** Opening DATA FOR THIS EXERCISE block **
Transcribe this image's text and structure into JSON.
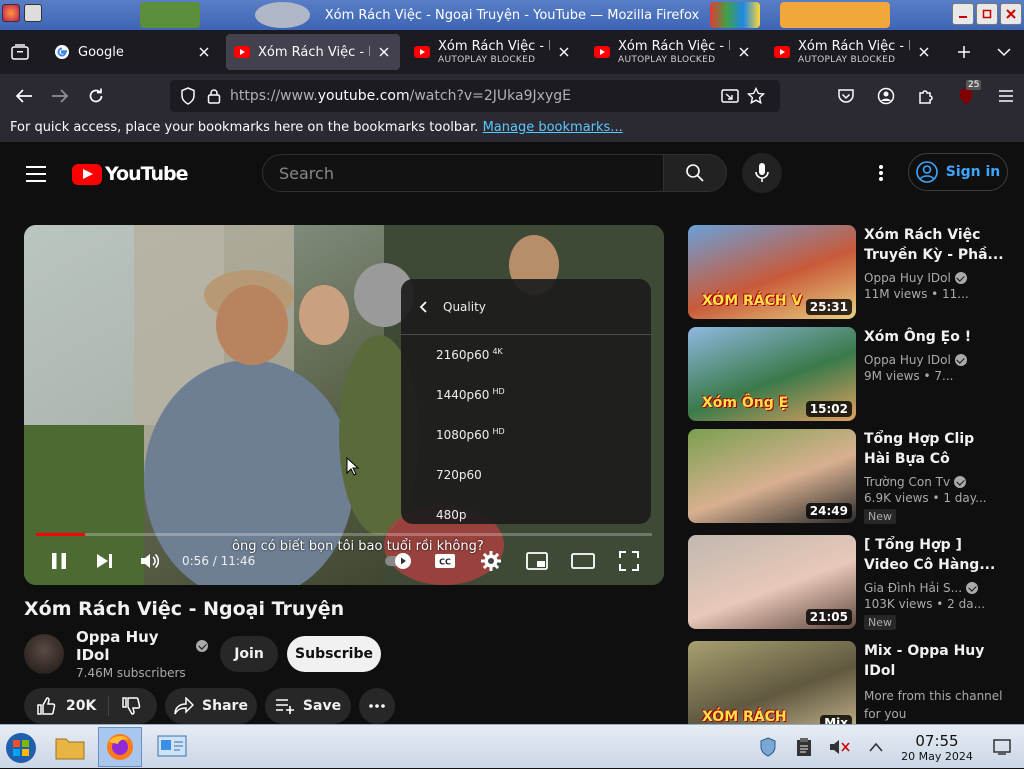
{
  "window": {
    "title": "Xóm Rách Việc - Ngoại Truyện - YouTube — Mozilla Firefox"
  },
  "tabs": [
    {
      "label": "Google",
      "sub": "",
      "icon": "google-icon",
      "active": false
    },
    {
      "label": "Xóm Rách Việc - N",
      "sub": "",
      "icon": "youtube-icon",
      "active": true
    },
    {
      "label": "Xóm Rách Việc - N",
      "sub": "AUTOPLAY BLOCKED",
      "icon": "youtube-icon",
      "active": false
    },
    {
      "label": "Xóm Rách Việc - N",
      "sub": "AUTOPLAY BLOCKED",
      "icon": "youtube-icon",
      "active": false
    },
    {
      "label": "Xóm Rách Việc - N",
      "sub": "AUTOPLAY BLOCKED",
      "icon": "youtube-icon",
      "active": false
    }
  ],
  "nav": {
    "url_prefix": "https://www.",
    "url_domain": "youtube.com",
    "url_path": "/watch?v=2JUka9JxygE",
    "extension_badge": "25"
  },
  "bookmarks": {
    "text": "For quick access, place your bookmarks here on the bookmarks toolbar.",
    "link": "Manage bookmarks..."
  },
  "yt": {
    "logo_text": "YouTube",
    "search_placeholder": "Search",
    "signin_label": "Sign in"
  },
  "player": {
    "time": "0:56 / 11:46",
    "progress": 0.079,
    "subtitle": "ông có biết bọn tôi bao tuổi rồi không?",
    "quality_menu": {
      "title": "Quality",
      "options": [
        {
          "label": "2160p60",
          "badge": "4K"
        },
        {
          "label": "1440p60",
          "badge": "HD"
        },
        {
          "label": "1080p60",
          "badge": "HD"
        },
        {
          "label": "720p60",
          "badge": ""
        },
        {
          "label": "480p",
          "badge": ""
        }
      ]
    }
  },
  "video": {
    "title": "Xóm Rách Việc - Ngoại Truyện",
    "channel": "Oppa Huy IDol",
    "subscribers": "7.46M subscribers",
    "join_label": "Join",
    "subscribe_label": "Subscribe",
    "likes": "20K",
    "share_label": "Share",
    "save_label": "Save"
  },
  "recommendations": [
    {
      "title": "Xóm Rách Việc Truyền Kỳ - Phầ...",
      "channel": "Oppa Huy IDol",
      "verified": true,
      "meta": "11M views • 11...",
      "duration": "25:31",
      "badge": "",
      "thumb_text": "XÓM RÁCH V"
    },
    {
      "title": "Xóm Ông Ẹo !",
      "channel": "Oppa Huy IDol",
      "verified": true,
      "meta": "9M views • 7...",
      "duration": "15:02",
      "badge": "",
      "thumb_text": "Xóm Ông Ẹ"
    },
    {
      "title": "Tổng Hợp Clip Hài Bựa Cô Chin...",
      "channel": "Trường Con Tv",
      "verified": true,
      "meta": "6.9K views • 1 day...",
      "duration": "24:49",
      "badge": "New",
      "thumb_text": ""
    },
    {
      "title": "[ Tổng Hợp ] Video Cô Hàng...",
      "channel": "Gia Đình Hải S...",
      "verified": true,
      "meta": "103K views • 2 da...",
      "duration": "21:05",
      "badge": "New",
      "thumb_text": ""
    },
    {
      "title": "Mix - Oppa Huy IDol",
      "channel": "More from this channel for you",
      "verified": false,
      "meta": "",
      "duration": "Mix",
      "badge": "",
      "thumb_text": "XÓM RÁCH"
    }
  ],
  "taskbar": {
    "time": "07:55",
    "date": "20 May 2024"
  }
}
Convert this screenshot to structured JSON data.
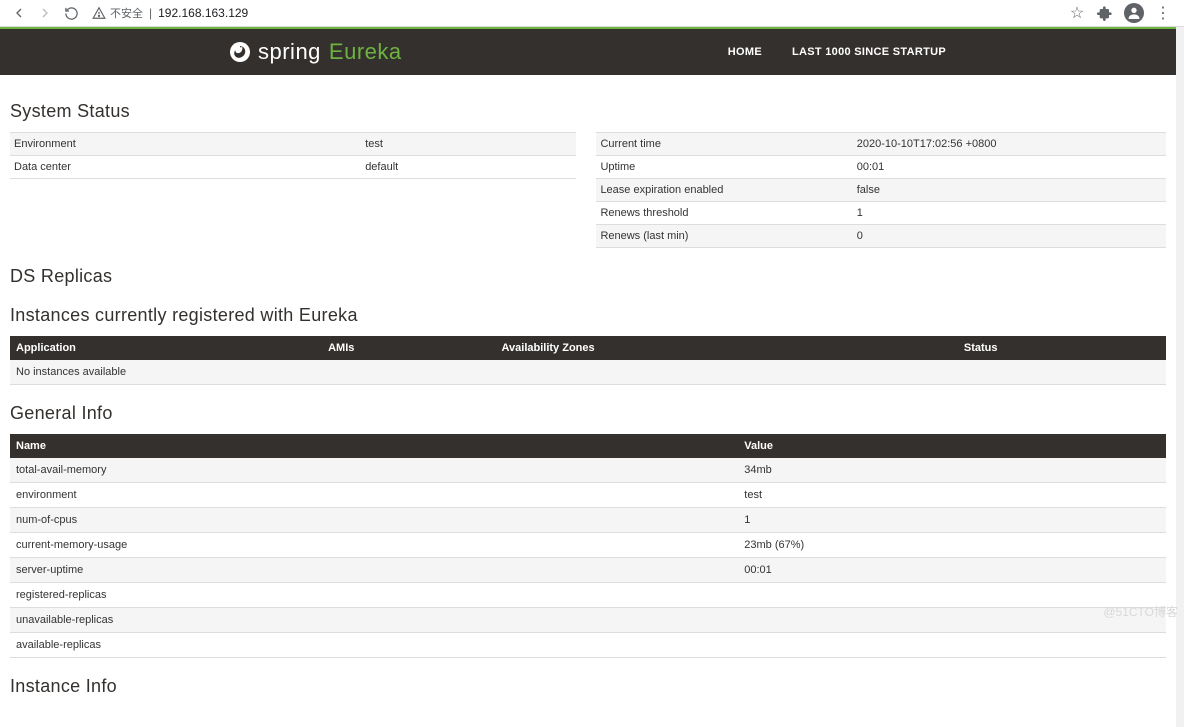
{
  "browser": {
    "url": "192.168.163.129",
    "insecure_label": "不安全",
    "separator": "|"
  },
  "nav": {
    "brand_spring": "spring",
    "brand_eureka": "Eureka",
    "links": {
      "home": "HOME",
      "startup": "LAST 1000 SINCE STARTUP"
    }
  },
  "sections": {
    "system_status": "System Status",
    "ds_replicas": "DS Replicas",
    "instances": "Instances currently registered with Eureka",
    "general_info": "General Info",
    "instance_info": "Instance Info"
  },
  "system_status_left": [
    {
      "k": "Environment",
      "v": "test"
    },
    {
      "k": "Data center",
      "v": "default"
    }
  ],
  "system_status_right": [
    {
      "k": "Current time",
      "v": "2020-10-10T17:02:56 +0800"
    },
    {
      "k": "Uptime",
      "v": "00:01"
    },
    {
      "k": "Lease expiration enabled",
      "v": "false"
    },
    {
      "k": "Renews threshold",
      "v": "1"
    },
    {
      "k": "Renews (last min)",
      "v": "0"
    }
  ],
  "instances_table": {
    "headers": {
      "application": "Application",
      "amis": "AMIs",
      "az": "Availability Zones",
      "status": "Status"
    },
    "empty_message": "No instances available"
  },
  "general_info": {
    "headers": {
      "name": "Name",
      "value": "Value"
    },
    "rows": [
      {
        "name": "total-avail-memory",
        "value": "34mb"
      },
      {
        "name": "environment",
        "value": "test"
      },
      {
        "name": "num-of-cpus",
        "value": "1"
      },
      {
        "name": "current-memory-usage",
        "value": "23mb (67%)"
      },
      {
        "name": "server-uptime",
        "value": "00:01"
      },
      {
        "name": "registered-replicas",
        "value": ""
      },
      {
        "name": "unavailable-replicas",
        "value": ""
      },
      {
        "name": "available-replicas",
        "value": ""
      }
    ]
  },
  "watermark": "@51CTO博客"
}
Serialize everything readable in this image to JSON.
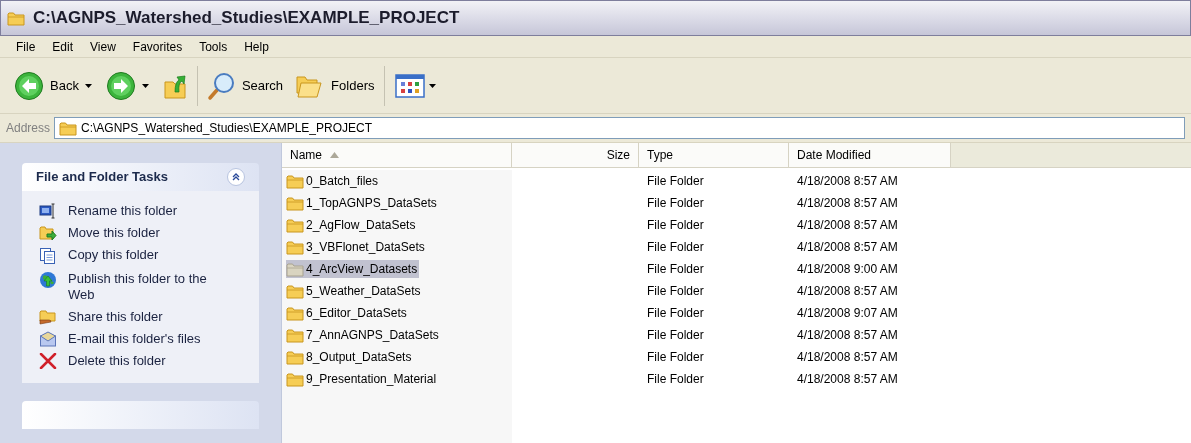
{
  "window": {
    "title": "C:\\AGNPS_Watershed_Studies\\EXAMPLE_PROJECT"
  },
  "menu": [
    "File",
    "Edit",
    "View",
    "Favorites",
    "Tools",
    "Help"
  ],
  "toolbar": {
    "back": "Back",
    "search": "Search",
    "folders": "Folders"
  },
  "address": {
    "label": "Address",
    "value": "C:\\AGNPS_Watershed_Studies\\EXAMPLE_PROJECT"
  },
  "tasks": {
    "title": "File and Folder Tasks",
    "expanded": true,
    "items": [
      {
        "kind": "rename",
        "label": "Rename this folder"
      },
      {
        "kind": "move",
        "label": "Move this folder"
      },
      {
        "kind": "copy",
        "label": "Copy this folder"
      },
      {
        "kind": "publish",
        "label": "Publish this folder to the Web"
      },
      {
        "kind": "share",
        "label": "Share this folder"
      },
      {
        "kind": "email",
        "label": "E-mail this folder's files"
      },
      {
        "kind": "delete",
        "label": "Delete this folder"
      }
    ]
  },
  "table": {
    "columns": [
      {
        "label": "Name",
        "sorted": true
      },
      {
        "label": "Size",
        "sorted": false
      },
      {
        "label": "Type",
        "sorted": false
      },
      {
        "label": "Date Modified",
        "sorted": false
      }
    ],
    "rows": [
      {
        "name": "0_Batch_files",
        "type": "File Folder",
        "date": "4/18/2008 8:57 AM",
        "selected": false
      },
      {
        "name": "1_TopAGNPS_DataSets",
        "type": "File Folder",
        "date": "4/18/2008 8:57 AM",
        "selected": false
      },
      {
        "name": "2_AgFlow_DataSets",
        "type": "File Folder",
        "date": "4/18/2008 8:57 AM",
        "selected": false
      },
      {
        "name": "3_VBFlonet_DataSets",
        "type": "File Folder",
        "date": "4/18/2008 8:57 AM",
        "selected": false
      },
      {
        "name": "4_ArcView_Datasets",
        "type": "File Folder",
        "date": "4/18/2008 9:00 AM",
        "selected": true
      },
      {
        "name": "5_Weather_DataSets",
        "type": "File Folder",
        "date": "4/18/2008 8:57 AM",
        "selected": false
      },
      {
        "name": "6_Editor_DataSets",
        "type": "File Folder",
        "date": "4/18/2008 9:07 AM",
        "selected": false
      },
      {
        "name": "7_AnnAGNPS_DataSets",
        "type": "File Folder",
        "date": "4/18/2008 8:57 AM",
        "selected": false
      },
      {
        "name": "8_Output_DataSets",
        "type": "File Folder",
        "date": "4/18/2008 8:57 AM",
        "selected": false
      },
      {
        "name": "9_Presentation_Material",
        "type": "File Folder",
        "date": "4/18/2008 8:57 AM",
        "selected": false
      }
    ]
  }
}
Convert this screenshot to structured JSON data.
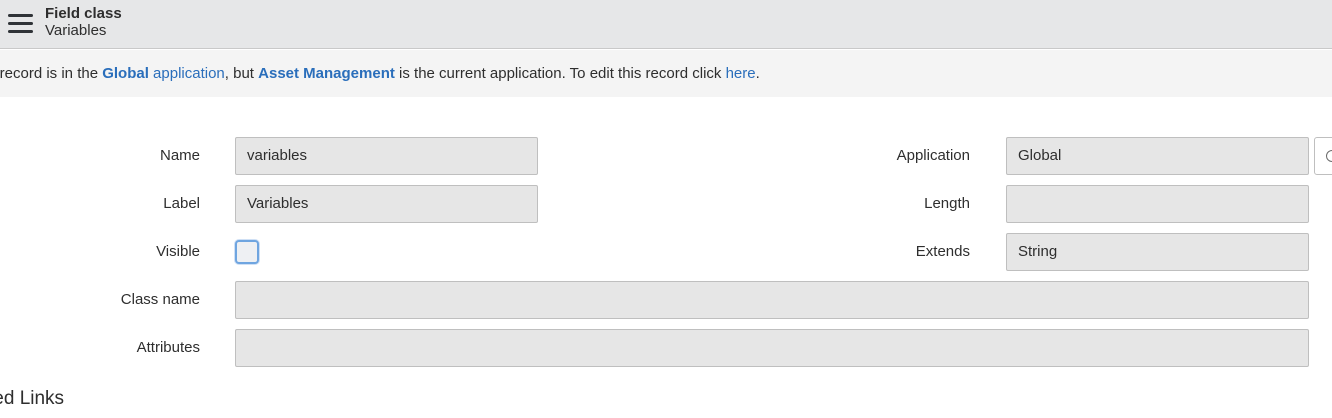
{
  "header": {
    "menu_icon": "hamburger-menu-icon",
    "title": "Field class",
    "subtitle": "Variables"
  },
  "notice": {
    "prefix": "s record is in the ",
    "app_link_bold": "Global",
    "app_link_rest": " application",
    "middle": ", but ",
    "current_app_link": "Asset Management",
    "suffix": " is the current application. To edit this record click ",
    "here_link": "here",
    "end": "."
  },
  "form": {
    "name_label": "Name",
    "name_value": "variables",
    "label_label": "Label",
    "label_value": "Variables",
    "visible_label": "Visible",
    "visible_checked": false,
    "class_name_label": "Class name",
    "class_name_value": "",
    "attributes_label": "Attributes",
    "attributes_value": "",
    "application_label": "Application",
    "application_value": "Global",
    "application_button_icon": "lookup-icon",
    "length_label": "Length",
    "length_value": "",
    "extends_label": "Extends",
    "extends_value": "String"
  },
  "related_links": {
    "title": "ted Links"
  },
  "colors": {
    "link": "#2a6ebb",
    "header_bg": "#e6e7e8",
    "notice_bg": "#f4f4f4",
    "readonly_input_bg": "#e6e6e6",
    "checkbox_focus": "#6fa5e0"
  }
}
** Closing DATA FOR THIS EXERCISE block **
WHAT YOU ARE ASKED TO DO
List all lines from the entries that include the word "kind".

REPLY TO THE EXERCISE
        "kind": "rename",
        "kind": "move",
        "kind": "copy",
        "kind": "publish",
        "kind": "share",
        "kind": "email",
        "kind": "delete",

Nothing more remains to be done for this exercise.